There are plenty more in her position. Roy Bowden immediately wrote to explain that he, too, was struggling to pay Sir Richard's prices. Mr Bowden needs to accompany his son to Royal Brompton Hospital in west London where, twice a year, he has a morning appointment for a chronic lung complaint. But, because Virgin charges each of them £150 return for an early-morning trip from Stockport, they are obliged to travel the night before and stay in a London hotel, missing school and work in the process.

Sir Richard's early -morning tickets are the most expensive in Britain and, arguably, in Europe. Carl Hodgkinson from Grimsargh, near Preston, made the point succinctly. "Unfortunately Virgin have a monopoly of the West Coast Main Line which is surely against the basic principles of privatisation," he wrote. "In my experience there are some excellent bargains around if you are prepared to hunt them down, but the disgraceful service offered by Virgin is one I will not be taking up again."

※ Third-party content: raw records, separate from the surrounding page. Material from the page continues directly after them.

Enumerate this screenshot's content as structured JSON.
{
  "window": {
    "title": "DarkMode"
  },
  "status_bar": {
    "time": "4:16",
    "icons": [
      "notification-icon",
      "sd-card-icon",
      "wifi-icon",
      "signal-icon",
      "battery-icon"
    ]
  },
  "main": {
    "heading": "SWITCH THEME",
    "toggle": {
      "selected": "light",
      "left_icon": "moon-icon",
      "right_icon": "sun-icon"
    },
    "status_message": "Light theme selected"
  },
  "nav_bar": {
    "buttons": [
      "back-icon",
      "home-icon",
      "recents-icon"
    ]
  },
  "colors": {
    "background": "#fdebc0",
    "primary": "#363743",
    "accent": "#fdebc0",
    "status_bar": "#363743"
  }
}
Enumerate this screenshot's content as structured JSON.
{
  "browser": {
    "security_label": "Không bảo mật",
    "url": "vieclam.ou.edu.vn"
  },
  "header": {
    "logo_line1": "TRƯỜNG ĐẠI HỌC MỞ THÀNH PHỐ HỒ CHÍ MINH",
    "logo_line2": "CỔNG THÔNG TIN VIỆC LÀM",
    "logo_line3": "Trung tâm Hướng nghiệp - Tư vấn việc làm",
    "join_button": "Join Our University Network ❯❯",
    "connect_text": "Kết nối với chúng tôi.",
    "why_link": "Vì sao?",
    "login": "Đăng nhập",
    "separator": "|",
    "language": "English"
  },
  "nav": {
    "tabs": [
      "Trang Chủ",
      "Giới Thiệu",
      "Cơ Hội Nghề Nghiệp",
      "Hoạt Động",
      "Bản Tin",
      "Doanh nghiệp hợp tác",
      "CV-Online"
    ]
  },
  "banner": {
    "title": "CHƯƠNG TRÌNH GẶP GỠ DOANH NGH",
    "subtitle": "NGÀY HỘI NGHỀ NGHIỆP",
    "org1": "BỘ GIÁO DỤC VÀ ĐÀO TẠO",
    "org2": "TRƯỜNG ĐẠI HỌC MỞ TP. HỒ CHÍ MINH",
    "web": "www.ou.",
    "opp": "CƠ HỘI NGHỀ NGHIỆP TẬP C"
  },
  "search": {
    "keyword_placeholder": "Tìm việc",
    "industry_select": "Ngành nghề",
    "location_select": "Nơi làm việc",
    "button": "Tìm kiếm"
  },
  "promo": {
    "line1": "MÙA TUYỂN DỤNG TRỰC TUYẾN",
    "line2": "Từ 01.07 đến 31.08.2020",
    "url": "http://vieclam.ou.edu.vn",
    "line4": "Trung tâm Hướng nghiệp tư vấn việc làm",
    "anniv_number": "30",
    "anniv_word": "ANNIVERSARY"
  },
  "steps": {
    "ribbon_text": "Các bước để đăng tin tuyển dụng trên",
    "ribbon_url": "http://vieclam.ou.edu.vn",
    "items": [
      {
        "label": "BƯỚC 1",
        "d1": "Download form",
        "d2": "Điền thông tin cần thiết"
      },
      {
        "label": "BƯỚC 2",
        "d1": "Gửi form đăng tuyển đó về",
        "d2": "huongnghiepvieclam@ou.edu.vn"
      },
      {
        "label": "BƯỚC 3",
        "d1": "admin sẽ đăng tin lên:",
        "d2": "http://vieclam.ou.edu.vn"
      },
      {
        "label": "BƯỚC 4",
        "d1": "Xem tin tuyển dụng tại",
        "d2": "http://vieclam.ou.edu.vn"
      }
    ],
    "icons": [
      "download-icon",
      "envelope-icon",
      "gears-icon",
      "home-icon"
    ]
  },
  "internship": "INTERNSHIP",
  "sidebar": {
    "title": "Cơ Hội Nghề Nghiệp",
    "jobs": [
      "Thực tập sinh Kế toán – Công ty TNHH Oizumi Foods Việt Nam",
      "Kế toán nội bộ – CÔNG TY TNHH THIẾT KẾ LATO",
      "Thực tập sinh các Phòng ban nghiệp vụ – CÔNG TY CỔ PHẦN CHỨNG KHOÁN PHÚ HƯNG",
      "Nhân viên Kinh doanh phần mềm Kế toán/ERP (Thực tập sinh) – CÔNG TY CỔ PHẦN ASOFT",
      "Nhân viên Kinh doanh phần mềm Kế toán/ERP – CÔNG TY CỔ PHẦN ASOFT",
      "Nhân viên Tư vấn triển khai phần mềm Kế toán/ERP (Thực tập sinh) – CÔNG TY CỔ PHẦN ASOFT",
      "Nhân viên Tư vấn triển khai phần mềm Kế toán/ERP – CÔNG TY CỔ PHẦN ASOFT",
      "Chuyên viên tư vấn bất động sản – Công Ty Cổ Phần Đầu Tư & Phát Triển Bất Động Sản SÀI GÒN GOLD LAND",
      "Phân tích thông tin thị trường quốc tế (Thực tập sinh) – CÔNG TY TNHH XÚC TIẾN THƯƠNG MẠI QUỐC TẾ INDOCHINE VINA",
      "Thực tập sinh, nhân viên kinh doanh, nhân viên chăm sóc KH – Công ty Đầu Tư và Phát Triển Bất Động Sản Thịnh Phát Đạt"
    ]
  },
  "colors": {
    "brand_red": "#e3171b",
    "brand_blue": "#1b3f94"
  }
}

The complaints do not stop there as, despite Virgin's promise to produce a railway of the future, there are few aspects of its services which have so far emerged with credit.

Why, for example, are disappointed passengers denied proper cash compensation when, yet again, Sir Richard has let them down? Linda Holdridge from Chorlton-cum-Hardy, near Manchester, was angered not only by the high cost of her trip, but also by the "paltry" £17 in vouchers she received after a terrible journey that ruined an emotional family visit to war graves in Flanders. Vouchers, she pointed out, are no use to her elderly mother and aunt, who are unlikely to try Virgin trains again.

And why are heartfelt complaints to the Virgin "customer services" department met with nothing more personal than a computer-generated mail-out?

"They refuse to answer specific questions and instead send form letters which thank you for contacting them in terms which assume that your sole reason for writing to assist them with their marketing strategy," wrote the Rev Michael Ainsworth from Manchester.

Tony Baldwinson, also from Manchester, complained about the lack of specially adapted lavatories for the disabled on Virgin services - toilets that, though once common, now are seldom in place.

Even Sir Richard's internet booking service, Trainline, is causing headaches. Rachel Jones from Exeter, for example, wrote to complain about the poor service she received when she tried to travel to London. Trainline failed to send tickets to her home, then failed to have them ready at Exeter station. They also failed to send replacements to Waterloo station for her return journey, and finally took six weeks to give her a refund.

There is no doubt that delays and breakdowns, once synonymous with Virgin, are much reduced in comparison with previous years, but not enough to satisfy our readers.

Geoff Poole from Prescot, Merseyside, had no worries about the cost of his group trip - an impressive £36 return for four people from Warrington to Edinburgh. But after a wait of two hours and 40 minutes with no lights or air conditioning on his return, he doubted the wisdom of that particular bargain.

Sara Gill from Wetherby, West Yorkshire, suffered a morale-sapping five-hour delay thanks to Sir Richard when, with Virgin Cross Country, she travelled from Bristol to Leeds.

"Throughout our standstill the air conditioning did not function," she wrote. "The few litter bins, which were small and well hidden, were overflowing; therefore there were pieces of rubbish heaped up everywhere. I also had the unfortunate experience of sampling your 'Ham and tomato chutney sandwich' - an experience I would gladly have missed. All in all this is the worst train journey I have ever been on."

Sir Richard and his spokesman, Chris Green, have produced many excuses and explanations, ranging from the poor state of the infrastructure they inherited to the fact that, by 2002, Virgin has to make enough money to start paying the government for the privilege of running the West Coast Line.

The evidence, however, is that our readers have remained resolutely unimpressed. Perhaps Sir Richard will be more convincing in person.